that doesn't explain why some tubes flash while other tubes of the same make and model do not. seems to be "normal" in the same way that diseases and illnesses are normal in humans.
Because they are NOT the same make and model. There is a incredibly huge amount of variation between tubes which are nominally the "same make & model", for instance a Philips 12AX7. The first issue is which year, many of these tubes had decades long production runs and the construction methods, materials, and actual physical construction changed over the years. Now that you have the production date picked out you need to find the factory codes, if any, and look very carefully at the physical structure of the tube. Two Philips tubes of the same year & model could've been made in separate factories, the machinery & construction methods will vary slightly and the tubes won't be exactly the same. One might have two spot welds holding the getter in place while the other has only one, and so on and so forth.
Now if you have tubes from the same production facility made at the same time and the physical structure looks identical, I'd be very surprised if some of them flash while others do not. I have large factory cartons of various tubes, if one of them flashes it's almost guaranteed that the entire lot will flash.

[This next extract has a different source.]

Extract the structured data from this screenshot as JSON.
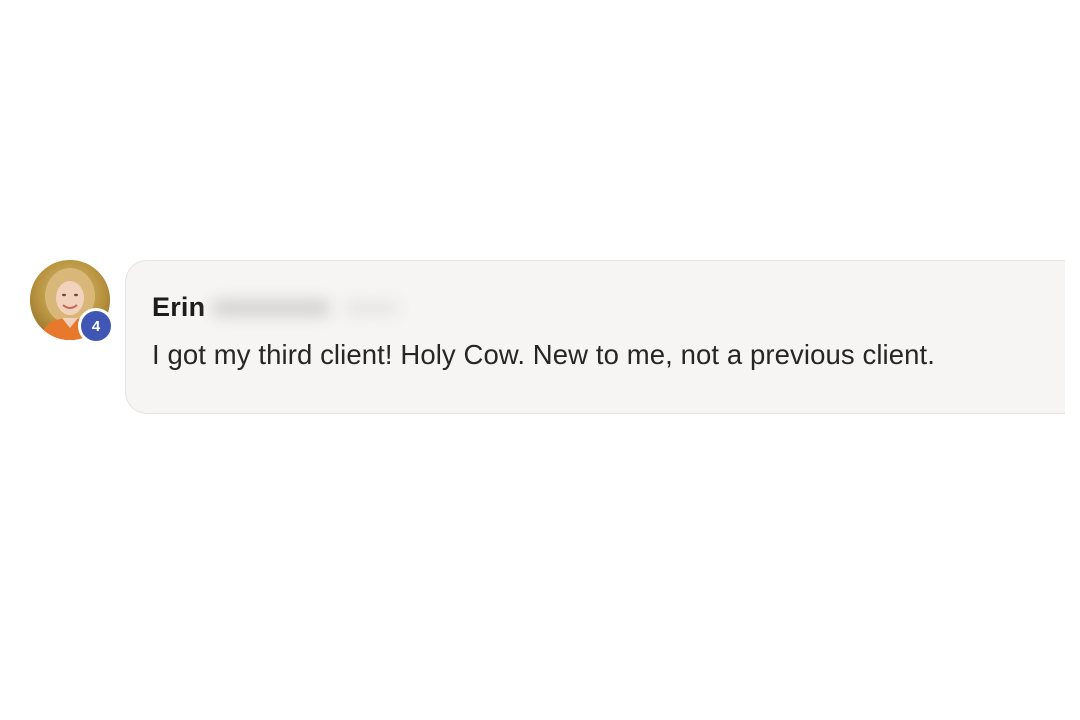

Going back to why they flash. For whatever reason, and there's been a great deal of speculation on this, some tubes were built with a thin spot on the tube filament wires, usually just below where the wires enter the cathode sleeve. When the filament is cold its resistance is very low, and on powerup it sucks down a large current which is forced to flow past the thin spot. The thin spot heats rapidly and glows orange to white for a few moments (this is the flash), after which its resistance and the resistance of the warming filament drops the current to its nominal values, ending the flash.